Kai
 

Mike M

Well-Known Member
Joined
Jul 9, 2007
Messages
504
Reaction score
18
Enjoyable and informative reading. Thanks
 

ohiobrewtus

Well-Known Member
Joined
Nov 1, 2006
Messages
7,762
Reaction score
72
Location
Ohio
Excellent. I look forward to reading this in its entirety over the weekend.
 

ArcaneXor

Well-Known Member
Joined
Nov 10, 2007
Messages
4,502
Reaction score
130
There is some awesome stuff available on Early English Books online, which many libraries and universities have access to. Some examples:

Author, etc.: Tryon, Thomas 1634-1703
Title: A new art of brewing beer, ale, and other sorts of liquors so as to render them more healthfull to the body and agreeable to nature, and to keep them longer from souring, with less trouble and charge then generally practised, which will be a means to prevent those torturing distempers of the stone, gravel, gout, and dropsie : together with easie experiments for making excellent drinks with apples, currans, goodberries, cherries, herbs, seeds, and hay &c., and the way to preserve eggs five or six months from being musty or rotten : wih an appendix how to make fruit trees constantly fruitful : also a way how every one may purge themselves with common salad herbs and roots, and a method how to prevent constiveness in the body
Published: London : Printed for Tho. Salusbury, 1690.

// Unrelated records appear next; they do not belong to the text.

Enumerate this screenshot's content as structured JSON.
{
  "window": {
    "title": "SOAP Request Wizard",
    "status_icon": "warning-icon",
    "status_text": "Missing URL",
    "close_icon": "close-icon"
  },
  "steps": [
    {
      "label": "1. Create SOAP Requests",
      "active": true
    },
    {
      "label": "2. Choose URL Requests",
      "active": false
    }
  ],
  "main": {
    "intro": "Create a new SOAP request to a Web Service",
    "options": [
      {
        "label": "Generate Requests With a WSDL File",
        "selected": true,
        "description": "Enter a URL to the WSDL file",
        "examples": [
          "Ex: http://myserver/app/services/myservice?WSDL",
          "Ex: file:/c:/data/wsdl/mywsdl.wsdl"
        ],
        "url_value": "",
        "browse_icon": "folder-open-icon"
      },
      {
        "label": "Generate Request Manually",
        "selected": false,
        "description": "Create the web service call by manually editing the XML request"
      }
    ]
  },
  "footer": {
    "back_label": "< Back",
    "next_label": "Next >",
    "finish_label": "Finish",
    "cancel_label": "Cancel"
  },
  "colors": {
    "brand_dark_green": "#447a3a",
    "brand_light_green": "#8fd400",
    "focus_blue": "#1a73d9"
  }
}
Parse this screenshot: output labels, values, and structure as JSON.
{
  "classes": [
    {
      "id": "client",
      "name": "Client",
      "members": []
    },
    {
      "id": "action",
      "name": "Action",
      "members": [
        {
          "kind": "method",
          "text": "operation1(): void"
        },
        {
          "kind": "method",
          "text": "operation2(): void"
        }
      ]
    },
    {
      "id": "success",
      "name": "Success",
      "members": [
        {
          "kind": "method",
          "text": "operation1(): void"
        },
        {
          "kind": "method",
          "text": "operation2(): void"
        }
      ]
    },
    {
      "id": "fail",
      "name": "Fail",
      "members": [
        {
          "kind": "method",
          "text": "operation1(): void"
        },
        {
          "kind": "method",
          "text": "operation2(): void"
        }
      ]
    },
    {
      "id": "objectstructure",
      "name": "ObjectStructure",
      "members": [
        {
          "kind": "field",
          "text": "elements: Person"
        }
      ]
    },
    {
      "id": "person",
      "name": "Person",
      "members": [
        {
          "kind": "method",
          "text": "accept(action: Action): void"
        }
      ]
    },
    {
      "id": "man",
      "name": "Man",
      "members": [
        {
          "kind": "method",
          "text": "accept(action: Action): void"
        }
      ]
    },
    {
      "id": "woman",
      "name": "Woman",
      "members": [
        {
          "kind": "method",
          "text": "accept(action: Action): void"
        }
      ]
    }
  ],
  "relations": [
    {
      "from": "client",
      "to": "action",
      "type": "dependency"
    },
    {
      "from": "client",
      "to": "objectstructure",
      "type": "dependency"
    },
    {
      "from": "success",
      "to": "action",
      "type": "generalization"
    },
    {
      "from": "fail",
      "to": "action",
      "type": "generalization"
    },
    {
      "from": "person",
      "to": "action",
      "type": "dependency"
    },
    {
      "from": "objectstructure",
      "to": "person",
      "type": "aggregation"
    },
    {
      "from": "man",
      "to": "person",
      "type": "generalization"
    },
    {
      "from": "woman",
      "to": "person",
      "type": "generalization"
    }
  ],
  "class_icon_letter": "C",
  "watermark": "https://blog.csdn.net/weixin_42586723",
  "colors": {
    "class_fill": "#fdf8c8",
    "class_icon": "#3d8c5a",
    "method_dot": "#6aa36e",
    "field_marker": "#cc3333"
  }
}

Author, etc.: Y Worth, W. (William)
Title: Cerevisiarii comes, or, The new and true art of brewing, illustrated by various examples in making beer, ale and other liquors, so that they may be most durable, brisk and fragrant and how they may be so ordered, as to yeild the greatest quantity of spirits in distillation : to which is added, the right way to refine and bottle beer and cyder, and a cure for those that are sick and ropy, so as to return them to their internal sanity, as also the true method of manuring lands and the art of making salt water fresh : all proved by demonstration and sound philosophy, to be more agreeable to man's body than otherwise, and so not only fit for english constitutions, but also for transportation : published for the sake of verity, and therefore recommeded to all that esteem demonstrated truths before notional theory
Published: London : Printed for J. Taylor ... and S. Clement ..., 1692.

Author, etc.: Smith, George distiller
Title: The nature of fermentation explain'd with the method of opening the body of any grain or vegetable subject, so as to obtain from it a spirituous liquor: Exemplified by the process of perparing rum, as 'tis manag'd in the West-Indies. With many other useful reflections and observations. To which is added, a collection of several compound cordial waters, with the art of preparing some artificial wines, not hitherto publish'd. By way of appendix to the Compleat body of distilling. By George Smith of Kenday in Westmoreland.
Published: London : printed for Bernard Lintot between the Temple-Gates, MDCCXXIX. [1729]
 

MikeG

Well-Known Member
Joined
Mar 18, 2008
Messages
984
Reaction score
8
Location
Atlanta, GA
Good find so I'm tagging it. I read the first paragraph only on the wort production only but wow, I'm always amazed at human ingenuity. :mug:
 

the_bird

10th-Level Beer Nerd
Lifetime Supporter
Joined
May 21, 2006
Messages
20,968
Reaction score
594
Location
Adams, MA
Many brewers use cats to control the destruction brought on by mice in the malt storage. While the cats don't eat malt they have a bad habit that cannot be broken. They never leave their droppings on the open floor but always bury it in the malt. While the dry matter is easily removed through sieving later it is the wet excrements that that penetrate the malt and give a disgusting taste and aroma that can make its way into the beer. I found it interesting that the author dedicated two full paragraphs to elaborate on the problem with cats and their excrements which means that this was a real problem back then.
Who wants to make the first joke about the origin of Budweiser? ;)

Very, VERY interesting, Kai. My wife's quite impressed with your translation work, as well.
 
Top